And fellow board member Sylvia Lindsey had spent the week welcoming cast members by cooking up a Southern smorgasbord of goodies -- ribs, collard greens and pound cake. But her most important dish involved the inclusion of African American students (including 26 Allen Temple Baptist Church members) to opening night. Some of whom were experiencing a night at the opera for the first time.

Also in attendance? Opera star Marilyn Horne. And Ira Gershwin’s nephew, Michael Strunsky and his wife, Jean Strunsky, who founded the Ira and Leonore Gershwin Philanthropic Fund.

“I wouldn’t dare rate Porgy and Bess against Rhapsody in Blue. But I would say this opera is certainly one of the most important creations of George Gershwin’s career,” said Michael Strunsky. “What’s more amazing is how the black community has embraced Porgy and Bess, which was written by two Jewish kids from the Lower East Side.”

Historically, that’s not always been the case. Citations of racial stereotypes initially dogged the opera (first performed in 1935) because its portrayal of drug use and poverty.

But, countered Strunsky, at the heart of Porgy and Bess is the community of Catfish Row -- supporting each other, assisting each other, encouraging each other.

Amy Tan -- who masterfully crafted a libretto from her novel for the Opera’s production of the spine-tingling Bonesetter’s Daughter which kicked-off the 2008-09 Repertory Season --agreed.

“Sometimes, it’s not always about politics,” said Tan, at the party. “The libretto was incredible! In fact, everything was -- from the music and choreography, to the acting.”

A fun sidebar? Tom Taffel who reigns as the Crown Prince of the Opera House’s Intermezzo Lounge related his personal Gershwin connection.

Tom’s family arrived in America (by way of Petrograd, Russia) with members of the Gershwin family. Tom’s father, George Taffel, taught Ira Gerswhin to play the fiddle. And Tom’s uncle, Lou Taffel, taught George Gerswhin to play the piano.

Growing up, the families once shared a flat in Harlem. And though George Gershwin would eventually prove himself a musical genius, he was not so fond of piano practice.

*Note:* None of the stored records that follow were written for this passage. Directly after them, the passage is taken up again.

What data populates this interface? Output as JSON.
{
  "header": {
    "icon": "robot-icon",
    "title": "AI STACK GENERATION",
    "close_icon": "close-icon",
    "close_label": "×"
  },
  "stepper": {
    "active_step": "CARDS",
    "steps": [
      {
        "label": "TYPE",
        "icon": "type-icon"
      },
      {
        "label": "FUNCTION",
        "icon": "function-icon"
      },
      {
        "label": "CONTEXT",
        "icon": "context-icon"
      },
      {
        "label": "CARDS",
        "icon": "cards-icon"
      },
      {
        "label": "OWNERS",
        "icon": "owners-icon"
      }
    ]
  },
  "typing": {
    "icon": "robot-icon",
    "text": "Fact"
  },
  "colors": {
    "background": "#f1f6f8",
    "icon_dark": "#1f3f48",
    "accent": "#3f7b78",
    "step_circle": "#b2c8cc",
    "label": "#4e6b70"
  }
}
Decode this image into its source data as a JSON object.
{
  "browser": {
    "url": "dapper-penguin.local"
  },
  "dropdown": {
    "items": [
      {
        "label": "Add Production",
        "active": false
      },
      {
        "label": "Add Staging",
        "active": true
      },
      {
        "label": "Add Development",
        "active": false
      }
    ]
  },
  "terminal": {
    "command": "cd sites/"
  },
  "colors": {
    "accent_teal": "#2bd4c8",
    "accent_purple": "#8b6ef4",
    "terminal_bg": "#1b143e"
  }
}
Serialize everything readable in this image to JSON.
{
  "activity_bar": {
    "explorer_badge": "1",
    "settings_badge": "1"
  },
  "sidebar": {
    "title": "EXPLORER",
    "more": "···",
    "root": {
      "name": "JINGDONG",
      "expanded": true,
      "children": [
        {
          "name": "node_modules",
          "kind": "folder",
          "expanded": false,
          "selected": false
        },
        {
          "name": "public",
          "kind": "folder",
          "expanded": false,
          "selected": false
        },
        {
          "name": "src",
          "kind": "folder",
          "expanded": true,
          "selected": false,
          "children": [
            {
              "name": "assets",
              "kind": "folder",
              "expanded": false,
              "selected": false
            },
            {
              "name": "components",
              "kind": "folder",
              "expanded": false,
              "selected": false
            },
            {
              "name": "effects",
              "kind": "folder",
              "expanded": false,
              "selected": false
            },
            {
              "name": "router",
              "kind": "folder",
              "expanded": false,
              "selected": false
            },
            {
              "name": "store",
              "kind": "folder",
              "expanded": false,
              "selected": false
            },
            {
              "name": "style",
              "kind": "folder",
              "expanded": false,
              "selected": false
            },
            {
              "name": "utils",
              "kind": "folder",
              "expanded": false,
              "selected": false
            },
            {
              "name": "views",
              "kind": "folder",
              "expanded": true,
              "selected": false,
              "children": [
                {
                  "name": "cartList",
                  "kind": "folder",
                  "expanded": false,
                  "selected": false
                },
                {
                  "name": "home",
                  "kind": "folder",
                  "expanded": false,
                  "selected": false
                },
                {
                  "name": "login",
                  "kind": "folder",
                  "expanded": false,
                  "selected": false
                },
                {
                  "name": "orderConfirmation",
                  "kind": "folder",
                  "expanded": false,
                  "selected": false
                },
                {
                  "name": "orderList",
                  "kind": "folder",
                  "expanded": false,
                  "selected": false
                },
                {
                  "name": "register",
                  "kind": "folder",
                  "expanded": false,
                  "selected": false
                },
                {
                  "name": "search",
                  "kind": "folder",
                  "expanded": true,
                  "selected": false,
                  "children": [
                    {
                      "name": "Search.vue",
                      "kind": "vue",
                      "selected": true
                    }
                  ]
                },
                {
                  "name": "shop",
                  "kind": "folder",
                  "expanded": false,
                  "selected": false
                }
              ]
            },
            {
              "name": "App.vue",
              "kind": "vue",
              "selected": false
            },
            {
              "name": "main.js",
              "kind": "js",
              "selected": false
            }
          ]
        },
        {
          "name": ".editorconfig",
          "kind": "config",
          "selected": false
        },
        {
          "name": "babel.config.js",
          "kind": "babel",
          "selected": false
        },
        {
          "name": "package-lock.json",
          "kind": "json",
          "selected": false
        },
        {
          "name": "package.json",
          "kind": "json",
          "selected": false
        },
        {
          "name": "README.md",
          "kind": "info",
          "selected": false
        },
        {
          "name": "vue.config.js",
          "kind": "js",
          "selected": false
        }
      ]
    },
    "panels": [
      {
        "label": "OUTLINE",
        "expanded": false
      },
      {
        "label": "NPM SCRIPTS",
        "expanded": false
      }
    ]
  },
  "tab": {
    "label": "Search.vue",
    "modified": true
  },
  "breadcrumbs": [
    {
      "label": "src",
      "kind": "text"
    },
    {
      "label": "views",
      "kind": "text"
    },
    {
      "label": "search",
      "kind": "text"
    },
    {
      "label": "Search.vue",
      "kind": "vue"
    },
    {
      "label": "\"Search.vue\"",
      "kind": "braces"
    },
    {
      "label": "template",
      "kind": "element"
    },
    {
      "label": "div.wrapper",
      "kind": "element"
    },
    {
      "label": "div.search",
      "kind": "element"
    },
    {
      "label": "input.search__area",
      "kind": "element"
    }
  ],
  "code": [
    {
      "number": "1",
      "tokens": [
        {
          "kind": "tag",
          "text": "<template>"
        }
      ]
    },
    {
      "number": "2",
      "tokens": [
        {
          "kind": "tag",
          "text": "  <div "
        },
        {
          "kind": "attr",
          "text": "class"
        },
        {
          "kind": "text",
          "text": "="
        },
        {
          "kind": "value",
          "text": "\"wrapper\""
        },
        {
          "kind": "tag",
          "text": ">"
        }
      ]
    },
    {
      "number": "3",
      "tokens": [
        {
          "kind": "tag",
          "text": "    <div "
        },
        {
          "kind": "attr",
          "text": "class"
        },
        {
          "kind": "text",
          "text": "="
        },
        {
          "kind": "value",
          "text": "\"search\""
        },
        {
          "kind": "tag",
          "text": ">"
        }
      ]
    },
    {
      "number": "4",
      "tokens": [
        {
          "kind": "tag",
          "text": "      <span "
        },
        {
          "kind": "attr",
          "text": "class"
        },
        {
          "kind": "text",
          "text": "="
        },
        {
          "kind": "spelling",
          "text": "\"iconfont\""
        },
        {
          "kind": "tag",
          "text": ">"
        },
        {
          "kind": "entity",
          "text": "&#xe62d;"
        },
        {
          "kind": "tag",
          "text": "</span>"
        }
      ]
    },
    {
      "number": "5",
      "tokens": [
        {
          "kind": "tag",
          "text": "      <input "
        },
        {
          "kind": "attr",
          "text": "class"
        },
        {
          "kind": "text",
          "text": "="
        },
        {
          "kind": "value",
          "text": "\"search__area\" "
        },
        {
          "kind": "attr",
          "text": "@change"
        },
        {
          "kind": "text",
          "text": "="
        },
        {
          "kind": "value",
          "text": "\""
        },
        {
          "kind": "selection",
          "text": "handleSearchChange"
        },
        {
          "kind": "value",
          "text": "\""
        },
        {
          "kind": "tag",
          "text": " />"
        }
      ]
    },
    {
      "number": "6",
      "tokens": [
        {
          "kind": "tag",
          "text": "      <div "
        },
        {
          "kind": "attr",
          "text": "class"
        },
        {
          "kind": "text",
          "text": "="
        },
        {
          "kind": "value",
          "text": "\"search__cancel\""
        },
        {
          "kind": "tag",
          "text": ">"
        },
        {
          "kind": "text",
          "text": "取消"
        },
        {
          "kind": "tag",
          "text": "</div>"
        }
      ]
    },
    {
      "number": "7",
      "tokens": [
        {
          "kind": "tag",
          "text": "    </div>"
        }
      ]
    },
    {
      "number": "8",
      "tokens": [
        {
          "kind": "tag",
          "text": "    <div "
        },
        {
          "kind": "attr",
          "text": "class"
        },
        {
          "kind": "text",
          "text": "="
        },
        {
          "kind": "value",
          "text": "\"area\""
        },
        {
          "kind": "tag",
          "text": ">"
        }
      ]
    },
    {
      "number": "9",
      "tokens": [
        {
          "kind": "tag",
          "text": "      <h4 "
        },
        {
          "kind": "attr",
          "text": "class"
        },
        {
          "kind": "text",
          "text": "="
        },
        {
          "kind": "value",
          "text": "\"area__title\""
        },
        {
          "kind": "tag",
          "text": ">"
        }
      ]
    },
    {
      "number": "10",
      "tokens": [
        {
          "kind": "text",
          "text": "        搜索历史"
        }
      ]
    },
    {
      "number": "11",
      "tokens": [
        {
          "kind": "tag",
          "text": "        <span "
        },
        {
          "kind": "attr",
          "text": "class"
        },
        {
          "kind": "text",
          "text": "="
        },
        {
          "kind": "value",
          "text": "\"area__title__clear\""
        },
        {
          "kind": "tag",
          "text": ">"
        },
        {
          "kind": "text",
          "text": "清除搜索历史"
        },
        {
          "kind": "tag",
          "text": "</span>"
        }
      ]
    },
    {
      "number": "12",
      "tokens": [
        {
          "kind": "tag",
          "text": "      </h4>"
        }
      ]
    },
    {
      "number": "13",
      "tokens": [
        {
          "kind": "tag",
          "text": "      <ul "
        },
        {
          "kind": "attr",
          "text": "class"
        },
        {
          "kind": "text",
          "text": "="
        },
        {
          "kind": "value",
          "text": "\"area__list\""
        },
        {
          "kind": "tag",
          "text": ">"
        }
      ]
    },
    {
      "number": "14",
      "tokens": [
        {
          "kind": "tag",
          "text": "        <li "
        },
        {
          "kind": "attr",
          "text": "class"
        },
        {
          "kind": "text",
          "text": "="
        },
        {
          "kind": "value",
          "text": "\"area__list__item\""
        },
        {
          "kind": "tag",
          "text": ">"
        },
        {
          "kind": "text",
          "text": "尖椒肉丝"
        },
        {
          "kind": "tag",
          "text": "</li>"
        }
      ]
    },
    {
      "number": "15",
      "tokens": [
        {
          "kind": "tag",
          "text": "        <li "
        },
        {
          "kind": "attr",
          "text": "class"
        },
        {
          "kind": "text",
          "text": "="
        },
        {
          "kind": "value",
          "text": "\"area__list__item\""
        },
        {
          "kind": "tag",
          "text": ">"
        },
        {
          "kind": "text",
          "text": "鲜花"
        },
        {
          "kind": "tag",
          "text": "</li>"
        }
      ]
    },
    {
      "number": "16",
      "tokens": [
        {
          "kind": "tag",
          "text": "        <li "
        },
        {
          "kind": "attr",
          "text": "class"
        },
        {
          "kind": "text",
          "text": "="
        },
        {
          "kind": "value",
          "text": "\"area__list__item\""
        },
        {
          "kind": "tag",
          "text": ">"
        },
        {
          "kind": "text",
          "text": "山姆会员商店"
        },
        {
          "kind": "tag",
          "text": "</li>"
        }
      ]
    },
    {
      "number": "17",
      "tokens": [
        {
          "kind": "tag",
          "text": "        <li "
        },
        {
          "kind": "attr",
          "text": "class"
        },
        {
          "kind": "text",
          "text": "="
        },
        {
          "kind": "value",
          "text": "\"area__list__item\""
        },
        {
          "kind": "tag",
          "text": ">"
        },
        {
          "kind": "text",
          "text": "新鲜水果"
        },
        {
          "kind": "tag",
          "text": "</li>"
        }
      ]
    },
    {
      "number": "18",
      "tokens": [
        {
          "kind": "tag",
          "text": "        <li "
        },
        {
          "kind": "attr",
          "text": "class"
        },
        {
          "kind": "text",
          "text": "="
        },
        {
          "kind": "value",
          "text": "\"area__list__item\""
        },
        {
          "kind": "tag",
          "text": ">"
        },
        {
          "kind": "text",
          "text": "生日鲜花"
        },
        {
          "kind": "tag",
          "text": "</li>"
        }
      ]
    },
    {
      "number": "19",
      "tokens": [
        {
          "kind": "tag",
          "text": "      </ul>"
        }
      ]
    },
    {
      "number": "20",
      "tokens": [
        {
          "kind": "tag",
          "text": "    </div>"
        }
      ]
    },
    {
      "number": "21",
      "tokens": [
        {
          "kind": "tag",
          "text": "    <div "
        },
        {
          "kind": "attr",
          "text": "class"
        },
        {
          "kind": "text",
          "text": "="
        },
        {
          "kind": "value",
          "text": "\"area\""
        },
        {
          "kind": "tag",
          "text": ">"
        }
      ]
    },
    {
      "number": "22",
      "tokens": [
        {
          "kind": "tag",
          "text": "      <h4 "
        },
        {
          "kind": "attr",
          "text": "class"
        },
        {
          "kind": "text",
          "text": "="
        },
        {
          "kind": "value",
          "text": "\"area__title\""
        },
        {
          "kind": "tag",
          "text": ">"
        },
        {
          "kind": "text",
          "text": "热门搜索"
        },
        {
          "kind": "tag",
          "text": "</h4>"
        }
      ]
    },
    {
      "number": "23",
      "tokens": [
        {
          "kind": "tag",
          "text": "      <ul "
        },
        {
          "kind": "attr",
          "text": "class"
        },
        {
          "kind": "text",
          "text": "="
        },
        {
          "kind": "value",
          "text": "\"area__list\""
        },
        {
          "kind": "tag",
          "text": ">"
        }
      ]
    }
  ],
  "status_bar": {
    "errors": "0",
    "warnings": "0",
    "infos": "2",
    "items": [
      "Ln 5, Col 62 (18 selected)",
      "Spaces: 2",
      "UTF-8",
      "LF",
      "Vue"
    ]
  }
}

“George would pay Uncle Lou five cents to play the piano scales George was supposed to be practicing,” said Taffel, laughing. “And then George would sneak outside to the empty lot next door where he and my father would play stickball!”

Taffel, who has been with the opera for 37 years, has seen more than his fair share of dazzling divas and onstage, operatic enchantment. But even he was wowed.

“This production is Gockley’s chef-d'œuvre. From casting and staging to the orchestration, this opera is a masterpiece,” enthused Taffel. “Without a doubt, Porgy and Bess is, so far, David’s greatest triumph; his finest hour!”

P.S.: All remaining performances of Porgy and Bess are sold out. But, according to the Opera’s Press Office, Standing Room tickets go on sale at 10 a.m. the day of each performance.

Check out more photos below

Jane Scovell, mezzo-soprano star Marilyn Horne and Lester Lynch ("Crown")

SF Opera Board Chairman John Gunn and his wife, Cynthia Gunn, who served as lead production sponsors of Porgy & Bess

Earl Hazell ("Jim") and Chauncey Packer ("Sportin' Life")

Lou DeMattei and his wife, author-librettist Amy Tan

Chorus members Pamela Ferguson, Alex Taite, Leah Dexter, Nicole Taylor and Vince Wallace

Bob Hill, SF Opera Board member Dede Wilsey, John and Lucy Buchanan, Patsy Pope

SF Opera Artistic Director Gregory Henkel, Kirsten D'Agostaro and Blanche Streeter

Chorus members Sean Miller and Malesha Jessie

SF Chronicle Editor Ward Bushee and his wife, Claudia Bushee

Chorus members Gregory Brumfield and Jeanette Blakeney

Intermezzo Lounge Manager Tom Taffel and SF Opera Board member Sylvia Lindsey